### PROMPT
An exact repetition of the listing is required.
MATERIAL SHOWN section start
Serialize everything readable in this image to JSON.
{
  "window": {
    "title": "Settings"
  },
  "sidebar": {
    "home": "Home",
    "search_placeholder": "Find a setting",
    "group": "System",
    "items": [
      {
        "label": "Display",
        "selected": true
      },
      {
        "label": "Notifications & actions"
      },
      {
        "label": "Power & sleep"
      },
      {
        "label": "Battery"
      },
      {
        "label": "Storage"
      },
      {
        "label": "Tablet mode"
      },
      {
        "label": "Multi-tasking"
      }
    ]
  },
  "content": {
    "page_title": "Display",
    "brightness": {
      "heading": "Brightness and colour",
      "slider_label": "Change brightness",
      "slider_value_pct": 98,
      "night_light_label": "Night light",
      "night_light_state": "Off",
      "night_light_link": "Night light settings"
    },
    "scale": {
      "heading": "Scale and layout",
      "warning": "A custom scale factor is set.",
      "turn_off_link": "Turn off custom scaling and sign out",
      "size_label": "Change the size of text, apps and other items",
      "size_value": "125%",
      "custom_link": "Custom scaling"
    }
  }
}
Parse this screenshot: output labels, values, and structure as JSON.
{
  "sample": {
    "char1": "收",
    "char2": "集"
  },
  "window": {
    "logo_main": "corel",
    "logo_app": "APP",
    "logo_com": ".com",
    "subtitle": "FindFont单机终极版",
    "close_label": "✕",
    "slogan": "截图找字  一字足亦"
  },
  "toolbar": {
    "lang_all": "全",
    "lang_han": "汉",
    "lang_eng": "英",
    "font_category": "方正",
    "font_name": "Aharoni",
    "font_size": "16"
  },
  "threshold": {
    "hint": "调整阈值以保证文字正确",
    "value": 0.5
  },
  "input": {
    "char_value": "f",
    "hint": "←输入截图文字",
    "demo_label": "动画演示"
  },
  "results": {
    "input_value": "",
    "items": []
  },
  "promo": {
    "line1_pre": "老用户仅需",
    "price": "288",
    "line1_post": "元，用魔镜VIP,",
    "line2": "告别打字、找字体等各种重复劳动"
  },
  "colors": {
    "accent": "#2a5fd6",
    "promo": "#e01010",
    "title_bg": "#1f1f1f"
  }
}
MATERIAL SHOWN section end
### OUTPUT OF THE EXERCISE
Serialize everything readable in this image to JSON.
{
  "window": {
    "title": "Settings"
  },
  "sidebar": {
    "home": "Home",
    "search_placeholder": "Find a setting",
    "group": "System",
    "items": [
      {
        "label": "Display",
        "selected": true
      },
      {
        "label": "Notifications & actions"
      },
      {
        "label": "Power & sleep"
      },
      {
        "label": "Battery"
      },
      {
        "label": "Storage"
      },
      {
        "label": "Tablet mode"
      },
      {
        "label": "Multi-tasking"
      }
    ]
  },
  "content": {
    "page_title": "Display",
    "brightness": {
      "heading": "Brightness and colour",
      "slider_label": "Change brightness",
      "slider_value_pct": 98,
      "night_light_label": "Night light",
      "night_light_state": "Off",
      "night_light_link": "Night light settings"
    },
    "scale": {
      "heading": "Scale and layout",
      "warning": "A custom scale factor is set.",
      "turn_off_link": "Turn off custom scaling and sign out",
      "size_label": "Change the size of text, apps and other items",
      "size_value": "125%",
      "custom_link": "Custom scaling"
    }
  }
}
Parse this screenshot: output labels, values, and structure as JSON.
{
  "sample": {
    "char1": "收",
    "char2": "集"
  },
  "window": {
    "logo_main": "corel",
    "logo_app": "APP",
    "logo_com": ".com",
    "subtitle": "FindFont单机终极版",
    "close_label": "✕",
    "slogan": "截图找字  一字足亦"
  },
  "toolbar": {
    "lang_all": "全",
    "lang_han": "汉",
    "lang_eng": "英",
    "font_category": "方正",
    "font_name": "Aharoni",
    "font_size": "16"
  },
  "threshold": {
    "hint": "调整阈值以保证文字正确",
    "value": 0.5
  },
  "input": {
    "char_value": "f",
    "hint": "←输入截图文字",
    "demo_label": "动画演示"
  },
  "results": {
    "input_value": "",
    "items": []
  },
  "promo": {
    "line1_pre": "老用户仅需",
    "price": "288",
    "line1_post": "元，用魔镜VIP,",
    "line2": "告别打字、找字体等各种重复劳动"
  },
  "colors": {
    "accent": "#2a5fd6",
    "promo": "#e01010",
    "title_bg": "#1f1f1f"
  }
}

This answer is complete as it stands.